“M’lord prince.” Reek urged his horse near. “Might be them Starks never came this way. If I was them, I would have gone north and east, maybe. To the Umbers. Good Stark men, they are. But their lands are a long way. The boys will shelter someplace nearer. Might be I know where.”
Theon looked at him suspiciously. “Tell me.”
“You know that old mill, sitting lonely on the Acorn Water? We stopped there when I was being dragged to Winterfell a captive. The miller’s wife sold us hay for our horses while that old knight clucked over her brats. Might be the Starks are hiding there.”
Theon knew the mill. He had even tumbled the miller’s wife a time or two. There was nothing special about it, or her. “Why there? There are a dozen villages and holdfasts just as close.”
Amusement shone in those pale eyes. “Why? Now that’s past knowing. But they’re there, I have a feeling.”
He was growing sick of the man’s sly answers. His lips look like two worms fucking. “What are you saying? If you’ve kept some knowledge from me—”
“M’lord prince?” Reek dismounted, and beckoned Theon to do the same. When they were both afoot, he pulled open the cloth sack he’d fetched from Winterfell. “Have a look here.”

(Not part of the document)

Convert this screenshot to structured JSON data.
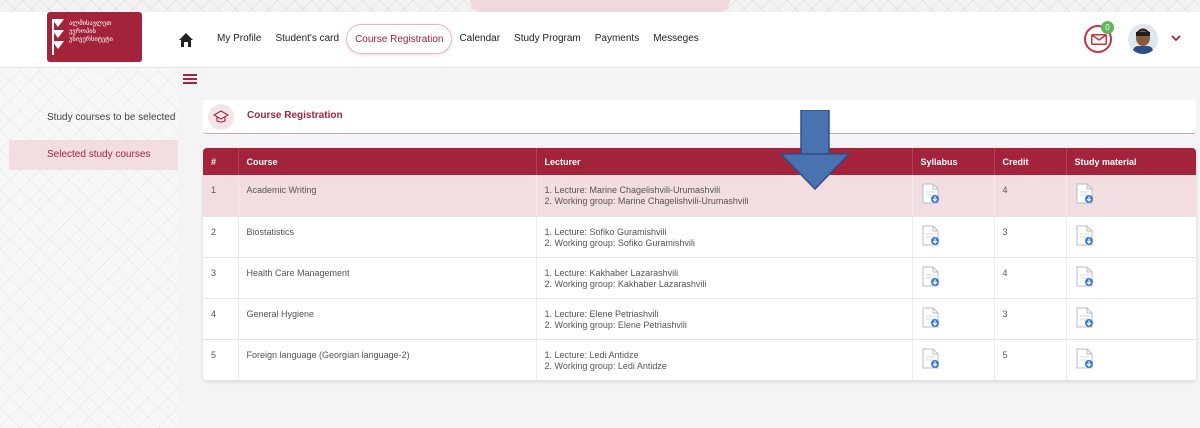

It was growing hard to see. Theon thrust his hand into the sack impatiently, groping amongst soft fur and rough scratchy wool. A sharp point pricked his skin, and his fingers closed around something cold and hard. He drew out a wolf’s-head brooch, silver and jet. Understanding came suddenly. His hand closed into a fist. “Gelmarr,” he said, wondering whom he could trust. None of them. “Aggar. Rednose. With us. The rest of you may return to Winterfell with the hounds. I’ll have no further need of them. I know where Bran and Rickon are hiding now.”
“Prince Theon,” Maester Luwin entreated, “you will remember your promise? Mercy, you said.”
“Mercy was for this morning,” said Theon. It is better to be feared than laughed at. “Before they made me angry.”